Dr. Angela Rodriguez, Psychology and Social Sciences & Policy Studies, and Dr. Ben Nephew, Biology and Biotechnology, use storytelling to promote understanding of the biophysical impacts from discrimination.
With growing research that indicates social discrimination leads to psychophysiological reactions in the body that can have long-term health and well-being impacts. However, discrimination is perceived as more of an employment policy issue rather than a health issue. Dr. Angela Rodriguez and Dr. Ben Nephew’s project uses biopsychosocial approaches to study health and behaviors at the intersection of social phenomena (stigma and discrimination), biomarkers (stress hormones, immune factors, genetic and epigenetic factors), and psychological factors (discrimination and pain related distress).

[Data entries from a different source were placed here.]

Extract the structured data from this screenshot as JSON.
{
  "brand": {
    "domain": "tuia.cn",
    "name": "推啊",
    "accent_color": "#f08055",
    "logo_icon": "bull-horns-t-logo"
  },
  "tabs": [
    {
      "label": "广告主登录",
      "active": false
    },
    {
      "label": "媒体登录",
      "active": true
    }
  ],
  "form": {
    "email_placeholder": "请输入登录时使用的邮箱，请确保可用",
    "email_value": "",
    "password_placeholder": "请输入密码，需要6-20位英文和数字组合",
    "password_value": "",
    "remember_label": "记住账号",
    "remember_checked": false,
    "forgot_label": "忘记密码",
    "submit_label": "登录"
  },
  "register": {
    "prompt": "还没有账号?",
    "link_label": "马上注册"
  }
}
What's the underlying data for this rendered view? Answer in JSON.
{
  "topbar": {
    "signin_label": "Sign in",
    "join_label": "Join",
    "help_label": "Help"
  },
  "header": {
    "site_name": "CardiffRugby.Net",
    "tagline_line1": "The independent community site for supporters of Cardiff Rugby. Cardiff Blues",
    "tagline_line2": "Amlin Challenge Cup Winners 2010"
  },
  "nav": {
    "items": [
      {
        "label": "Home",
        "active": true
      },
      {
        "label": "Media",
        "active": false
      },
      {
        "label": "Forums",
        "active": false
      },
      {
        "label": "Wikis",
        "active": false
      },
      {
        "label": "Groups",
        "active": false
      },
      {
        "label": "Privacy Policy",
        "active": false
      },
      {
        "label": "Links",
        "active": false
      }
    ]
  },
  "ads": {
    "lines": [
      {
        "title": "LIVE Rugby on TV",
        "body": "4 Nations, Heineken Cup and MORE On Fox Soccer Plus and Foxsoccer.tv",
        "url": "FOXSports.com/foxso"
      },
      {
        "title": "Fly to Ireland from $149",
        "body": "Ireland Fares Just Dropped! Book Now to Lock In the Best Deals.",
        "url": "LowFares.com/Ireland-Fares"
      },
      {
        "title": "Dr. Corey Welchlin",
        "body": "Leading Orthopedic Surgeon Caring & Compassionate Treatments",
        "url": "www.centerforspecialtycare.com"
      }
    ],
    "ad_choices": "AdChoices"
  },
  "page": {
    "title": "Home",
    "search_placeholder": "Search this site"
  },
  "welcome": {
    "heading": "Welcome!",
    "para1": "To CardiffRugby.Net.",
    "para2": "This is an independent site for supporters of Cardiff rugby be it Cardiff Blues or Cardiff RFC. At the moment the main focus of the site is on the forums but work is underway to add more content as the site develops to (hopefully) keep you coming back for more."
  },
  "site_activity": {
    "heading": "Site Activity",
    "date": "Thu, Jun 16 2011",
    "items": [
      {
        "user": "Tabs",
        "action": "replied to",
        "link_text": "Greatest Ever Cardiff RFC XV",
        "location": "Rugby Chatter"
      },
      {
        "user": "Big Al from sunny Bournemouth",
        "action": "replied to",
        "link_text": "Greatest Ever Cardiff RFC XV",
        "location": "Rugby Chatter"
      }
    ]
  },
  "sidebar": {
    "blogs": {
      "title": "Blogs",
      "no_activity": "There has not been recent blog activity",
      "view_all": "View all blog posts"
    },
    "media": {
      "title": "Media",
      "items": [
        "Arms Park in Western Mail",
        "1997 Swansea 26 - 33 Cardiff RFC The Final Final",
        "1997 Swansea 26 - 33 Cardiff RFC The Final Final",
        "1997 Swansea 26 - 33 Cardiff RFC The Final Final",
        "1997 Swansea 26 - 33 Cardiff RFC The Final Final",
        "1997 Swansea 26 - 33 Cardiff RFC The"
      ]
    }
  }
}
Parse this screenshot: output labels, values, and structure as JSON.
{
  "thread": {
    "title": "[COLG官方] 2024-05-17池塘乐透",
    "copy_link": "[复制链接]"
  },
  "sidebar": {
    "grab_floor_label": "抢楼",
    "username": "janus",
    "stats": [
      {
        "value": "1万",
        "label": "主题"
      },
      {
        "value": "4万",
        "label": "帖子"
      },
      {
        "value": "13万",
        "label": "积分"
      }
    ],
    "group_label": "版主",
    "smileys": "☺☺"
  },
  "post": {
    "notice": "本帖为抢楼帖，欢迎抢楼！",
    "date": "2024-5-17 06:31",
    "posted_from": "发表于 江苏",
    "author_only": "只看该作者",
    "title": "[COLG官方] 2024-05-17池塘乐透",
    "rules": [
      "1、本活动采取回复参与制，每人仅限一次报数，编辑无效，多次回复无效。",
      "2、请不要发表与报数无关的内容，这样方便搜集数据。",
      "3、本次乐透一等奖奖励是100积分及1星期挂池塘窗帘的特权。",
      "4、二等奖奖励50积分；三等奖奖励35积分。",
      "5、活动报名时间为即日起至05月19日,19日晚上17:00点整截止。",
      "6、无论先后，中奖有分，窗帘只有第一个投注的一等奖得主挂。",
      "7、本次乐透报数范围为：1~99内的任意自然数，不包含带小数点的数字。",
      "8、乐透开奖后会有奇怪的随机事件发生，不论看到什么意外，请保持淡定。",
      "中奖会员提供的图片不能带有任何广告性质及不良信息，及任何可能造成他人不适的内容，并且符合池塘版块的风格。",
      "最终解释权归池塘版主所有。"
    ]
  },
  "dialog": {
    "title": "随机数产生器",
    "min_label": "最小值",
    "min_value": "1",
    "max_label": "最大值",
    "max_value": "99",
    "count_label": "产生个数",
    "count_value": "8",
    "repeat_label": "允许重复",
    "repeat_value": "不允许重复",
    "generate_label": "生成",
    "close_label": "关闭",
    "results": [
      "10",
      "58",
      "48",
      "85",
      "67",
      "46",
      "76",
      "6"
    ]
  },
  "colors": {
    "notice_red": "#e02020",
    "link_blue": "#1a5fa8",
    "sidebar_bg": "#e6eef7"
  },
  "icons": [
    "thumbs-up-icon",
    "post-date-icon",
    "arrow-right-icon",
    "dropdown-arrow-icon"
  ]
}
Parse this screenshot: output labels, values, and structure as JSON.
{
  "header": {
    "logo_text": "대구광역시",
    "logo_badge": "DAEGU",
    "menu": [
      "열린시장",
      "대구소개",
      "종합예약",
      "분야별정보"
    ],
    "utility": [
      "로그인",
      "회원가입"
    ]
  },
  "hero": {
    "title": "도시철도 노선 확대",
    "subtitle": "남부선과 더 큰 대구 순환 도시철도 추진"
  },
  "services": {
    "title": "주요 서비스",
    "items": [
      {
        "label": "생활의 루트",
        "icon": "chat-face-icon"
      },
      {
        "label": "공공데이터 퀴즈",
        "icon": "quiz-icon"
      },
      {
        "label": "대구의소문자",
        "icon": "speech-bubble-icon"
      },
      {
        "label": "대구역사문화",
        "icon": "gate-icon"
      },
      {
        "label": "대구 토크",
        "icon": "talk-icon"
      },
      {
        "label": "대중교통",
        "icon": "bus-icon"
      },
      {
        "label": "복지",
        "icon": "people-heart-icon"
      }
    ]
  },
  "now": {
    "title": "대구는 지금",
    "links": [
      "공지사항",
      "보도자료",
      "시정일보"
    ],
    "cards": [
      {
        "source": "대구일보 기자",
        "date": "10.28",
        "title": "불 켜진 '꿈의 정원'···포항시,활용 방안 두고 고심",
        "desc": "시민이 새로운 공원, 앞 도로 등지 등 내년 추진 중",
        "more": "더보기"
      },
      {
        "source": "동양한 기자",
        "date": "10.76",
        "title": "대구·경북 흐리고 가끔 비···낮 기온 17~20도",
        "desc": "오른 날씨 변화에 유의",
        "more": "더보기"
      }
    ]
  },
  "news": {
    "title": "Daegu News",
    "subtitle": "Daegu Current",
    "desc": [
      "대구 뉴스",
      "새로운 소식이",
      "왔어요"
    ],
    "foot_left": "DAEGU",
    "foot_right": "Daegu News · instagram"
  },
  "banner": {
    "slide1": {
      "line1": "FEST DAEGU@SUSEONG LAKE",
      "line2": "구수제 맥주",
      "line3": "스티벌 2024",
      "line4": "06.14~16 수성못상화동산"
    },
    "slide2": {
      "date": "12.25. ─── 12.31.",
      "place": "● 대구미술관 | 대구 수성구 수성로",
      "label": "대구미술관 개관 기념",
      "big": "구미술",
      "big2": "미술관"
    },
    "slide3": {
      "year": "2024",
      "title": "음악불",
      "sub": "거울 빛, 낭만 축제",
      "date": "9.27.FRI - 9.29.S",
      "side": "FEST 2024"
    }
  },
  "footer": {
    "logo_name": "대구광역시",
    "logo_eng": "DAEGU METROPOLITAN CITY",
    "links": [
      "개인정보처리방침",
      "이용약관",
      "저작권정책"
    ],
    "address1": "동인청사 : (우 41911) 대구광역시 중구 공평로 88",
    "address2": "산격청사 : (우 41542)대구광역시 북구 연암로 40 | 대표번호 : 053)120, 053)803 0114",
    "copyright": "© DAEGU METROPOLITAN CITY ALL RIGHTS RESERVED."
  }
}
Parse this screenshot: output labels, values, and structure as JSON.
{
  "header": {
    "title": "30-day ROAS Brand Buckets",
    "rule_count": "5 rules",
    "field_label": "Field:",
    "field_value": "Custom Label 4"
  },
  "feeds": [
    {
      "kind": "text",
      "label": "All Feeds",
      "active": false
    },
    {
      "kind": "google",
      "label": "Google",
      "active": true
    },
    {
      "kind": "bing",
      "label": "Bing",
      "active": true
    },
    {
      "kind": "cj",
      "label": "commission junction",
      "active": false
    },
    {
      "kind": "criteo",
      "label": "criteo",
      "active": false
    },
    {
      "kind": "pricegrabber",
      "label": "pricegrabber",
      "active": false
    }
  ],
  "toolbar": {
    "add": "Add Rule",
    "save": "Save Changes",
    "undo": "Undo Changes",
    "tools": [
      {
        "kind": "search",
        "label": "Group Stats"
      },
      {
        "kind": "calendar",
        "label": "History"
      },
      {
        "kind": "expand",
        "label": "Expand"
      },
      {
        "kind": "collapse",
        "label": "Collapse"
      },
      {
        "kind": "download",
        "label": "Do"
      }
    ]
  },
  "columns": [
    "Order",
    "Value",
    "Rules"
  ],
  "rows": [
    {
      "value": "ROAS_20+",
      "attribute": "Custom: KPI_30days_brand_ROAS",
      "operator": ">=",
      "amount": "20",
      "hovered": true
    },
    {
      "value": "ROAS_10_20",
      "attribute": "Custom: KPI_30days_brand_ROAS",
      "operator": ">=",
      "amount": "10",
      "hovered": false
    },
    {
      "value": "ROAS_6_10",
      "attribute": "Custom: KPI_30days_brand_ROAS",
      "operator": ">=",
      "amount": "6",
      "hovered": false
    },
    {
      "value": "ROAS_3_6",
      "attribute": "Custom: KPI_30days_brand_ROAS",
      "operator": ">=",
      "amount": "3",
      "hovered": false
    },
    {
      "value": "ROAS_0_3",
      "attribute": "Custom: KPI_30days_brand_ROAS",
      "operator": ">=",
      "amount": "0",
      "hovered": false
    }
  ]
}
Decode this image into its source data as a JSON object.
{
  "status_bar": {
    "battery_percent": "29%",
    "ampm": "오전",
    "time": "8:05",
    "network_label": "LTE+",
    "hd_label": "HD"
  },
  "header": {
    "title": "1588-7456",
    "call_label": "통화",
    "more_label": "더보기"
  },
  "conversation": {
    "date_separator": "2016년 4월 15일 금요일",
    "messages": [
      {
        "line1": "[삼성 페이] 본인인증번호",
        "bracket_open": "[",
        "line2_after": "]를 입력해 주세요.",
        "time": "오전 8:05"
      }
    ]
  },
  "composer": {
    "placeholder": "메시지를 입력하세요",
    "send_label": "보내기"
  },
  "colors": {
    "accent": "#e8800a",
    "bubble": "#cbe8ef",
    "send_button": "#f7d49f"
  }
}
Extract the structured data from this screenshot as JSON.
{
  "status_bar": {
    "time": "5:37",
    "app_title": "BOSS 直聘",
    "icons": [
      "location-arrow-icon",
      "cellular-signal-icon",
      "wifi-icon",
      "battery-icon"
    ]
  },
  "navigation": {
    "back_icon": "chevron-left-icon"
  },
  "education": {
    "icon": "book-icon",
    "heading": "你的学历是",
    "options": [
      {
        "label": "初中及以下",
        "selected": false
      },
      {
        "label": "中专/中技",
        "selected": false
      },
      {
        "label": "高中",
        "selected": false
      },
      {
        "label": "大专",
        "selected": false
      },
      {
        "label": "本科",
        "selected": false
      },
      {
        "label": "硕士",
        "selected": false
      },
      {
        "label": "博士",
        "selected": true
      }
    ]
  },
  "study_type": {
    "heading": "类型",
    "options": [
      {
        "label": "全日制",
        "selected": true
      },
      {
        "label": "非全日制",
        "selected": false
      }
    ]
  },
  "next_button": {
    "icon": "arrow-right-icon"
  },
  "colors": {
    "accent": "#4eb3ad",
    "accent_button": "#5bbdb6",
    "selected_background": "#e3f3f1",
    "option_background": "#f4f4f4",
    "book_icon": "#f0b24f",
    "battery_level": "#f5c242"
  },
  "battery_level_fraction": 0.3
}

Working with a partner organization, TMI, Dr. Rodriguez and Dr. Nephew use powerful writing and storytelling to document and disseminate the adverse biological impacts of discrimination on migrant Latina mothers and their families in North Carolina. This project includes student researchers as well as related psychology, biology, and film studies classes in the documentation of the research and associated production of a video for dissemination. With its high impact storytelling through online platforms, this project aims (a) to increase awareness of physiological damage resulting from chronic discrimination and (b) to draw attention to possible policy changes that identify social discrimination as a significant public health concern.